As we discussed here, the IASB has issued IFRS 16 Leases, effective for annual reporting periods beginning on or after January 1, 2019.
We’ve already covered the main aspects of lessee accounting in a series of articles. But let’s go back and examine the question of when you even have to worry about the standard. Here’s how it defines its scope:
- “An entity shall apply this Standard to all leases, including leases of right-of-use assets in a sublease, except for:
- (a) leases to explore for or use minerals, oil, natural gas and similar non-regenerative resources;
- (b) leases of biological assets within the scope of IAS 41 Agriculture held by a lessee;
- (c) service concession arrangements within the scope of IFRIC 12 Service Concession Arrangements;
- (d) licences of intellectual property granted by a lessor within the scope of IFRS 15 Revenue from Contracts with Customers; and
- (e) rights held by a lessee under licensing agreements within the scope of IAS 38 Intangible Assets for such items as motion picture films, video recordings, plays, manuscripts, patents and copyrights.”
The IASB concluded these areas are all adequately addressed by other standards (albeit that in the first instance, IFRS 6 addresses rights to explore mineral resources mainly by providing an exemption from having to think about it as much). The standard also specifies that a lessee may, but is not required to, apply the standard to leases of intangible assets other than to rights held under licensing agreements. The basis for conclusions notes: “The IASB acknowledged that there is no conceptual basis for excluding leases of intangible assets from the scope of IFRS 16 for lessees. However, the IASB concluded that a separate and comprehensive review of the accounting for intangible assets should be performed before requiring leases of intangible assets to be accounted for applying the requirements of IFRS 16.”
The standard also sets out some broad principles for looking at contracts in the aggregate: “as a practical expedient, an entity may apply this Standard to a portfolio of leases with similar characteristics if the entity reasonably expects that the effects on the financial statements of applying this Standard to the portfolio would not differ materially from applying this Standard to the individual leases within that portfolio. If accounting for a portfolio, an entity shall use estimates and assumptions that reflect the size and composition of the portfolio.” It might seem that this shouldn’t need to be said – that an entity can always apply judgment in how it approaches a standard if it gets to the materially right place. However, since IFRS 15 makes a similar statement about applying a portfolio approach, some respondents to the exposure draft worried about the implications of not having such a statement in IFRS 16 (yet another example, if one were needed, that accountants are hardly the least neurotic people in the world). In a similar vein, an entity combines two or more contracts entered into at or near the same time with the same counterparty (or related parties of it), and accounts for them as a single contract if they’re negotiated as a package with an overall commercial objective; or the amount of consideration to be paid in one contract depends on the price or performance of the other; or the rights to use underlying assets conveyed in the contracts form a single lease component.

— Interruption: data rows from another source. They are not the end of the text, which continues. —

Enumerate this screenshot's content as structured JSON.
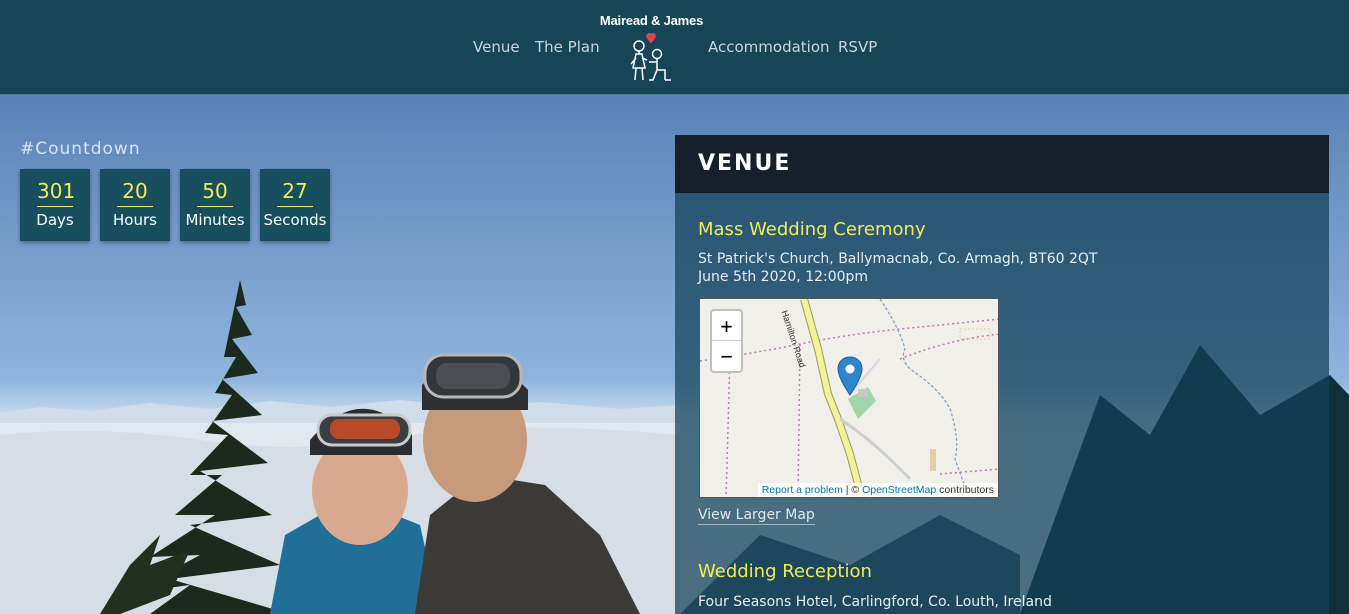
{
  "header": {
    "brand": "Mairead & James",
    "nav": [
      "Venue",
      "The Plan",
      "Accommodation",
      "RSVP"
    ],
    "logo_icon": "proposal-couple-icon"
  },
  "countdown": {
    "heading": "#Countdown",
    "items": [
      {
        "value": "301",
        "unit": "Days"
      },
      {
        "value": "20",
        "unit": "Hours"
      },
      {
        "value": "50",
        "unit": "Minutes"
      },
      {
        "value": "27",
        "unit": "Seconds"
      }
    ]
  },
  "venue": {
    "title": "VENUE",
    "ceremony": {
      "title": "Mass Wedding Ceremony",
      "address": "St Patrick's Church, Ballymacnab, Co. Armagh, BT60 2QT",
      "datetime": "June 5th 2020, 12:00pm"
    },
    "map": {
      "zoom_in": "+",
      "zoom_out": "−",
      "road_label": "Hamilton Road",
      "report": "Report a problem",
      "separator": "| ©",
      "osm": "OpenStreetMap",
      "contributors": "contributors",
      "pin_icon": "map-pin-icon"
    },
    "larger_map": "View Larger Map",
    "reception": {
      "title": "Wedding Reception",
      "address": "Four Seasons Hotel, Carlingford, Co. Louth, Ireland"
    }
  },
  "colors": {
    "header_bg": "#164656",
    "accent_yellow": "#f2ea56",
    "panel_head": "#16202c",
    "countdown_box": "#174f5e"
  }
}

It’s also interesting to observe some of the possible scope exemptions rejected by the IASB. Some argued for a distinction between “core” and “non-core” assets: “For example, information about assets and liabilities arising from leases of delivery vans is important to assess the operations of a delivery company, but it may not be important for materiality reasons in assessing the operations of a bank that uses vans to deliver supplies to its retail banking locations.” Some board members apparently favoured such an approach. But the IASB noted that defining these concepts would be extremely difficult, and would likely reduce comparability between financial statements of different entities.
The IASB also considered whether long-term leases of land should be excluded from the scope of IFRS 16, on the basis that a long-term lease of land is sometimes regarded as being economically similar to purchasing it. However, the IASB decided there’s no conceptual basis for differentiating long-term leases of land from other leases and that anyway, for a long-term lease of land, the present value of the lease payments is likely to represent substantially all of its fair value.
Finally, the IASB observed that the term ‘leased inventory’ is sometimes used to describe purchases of non-depreciating spare parts, operating materials, and supplies associated with leasing another underlying asset. The IASB noted though that if an entity has assets that (as per the definition of inventory) are held for sale in the ordinary course of business, or for consumption in the process of production for sale in the ordinary course of business, it’s unlikely that it only obtained those assets by leasing them from another party that actually owns them. So it concluded the term “leased inventory” doesn’t likely refer to a lease in the sense of IFRS 16, and that this kind of activity doesn’t need to be addressed by a scope exemption.
And with those boundaries defined, the IASB concluded that the sky was the new limit for lease accounting!
The opinions expressed are solely those of the author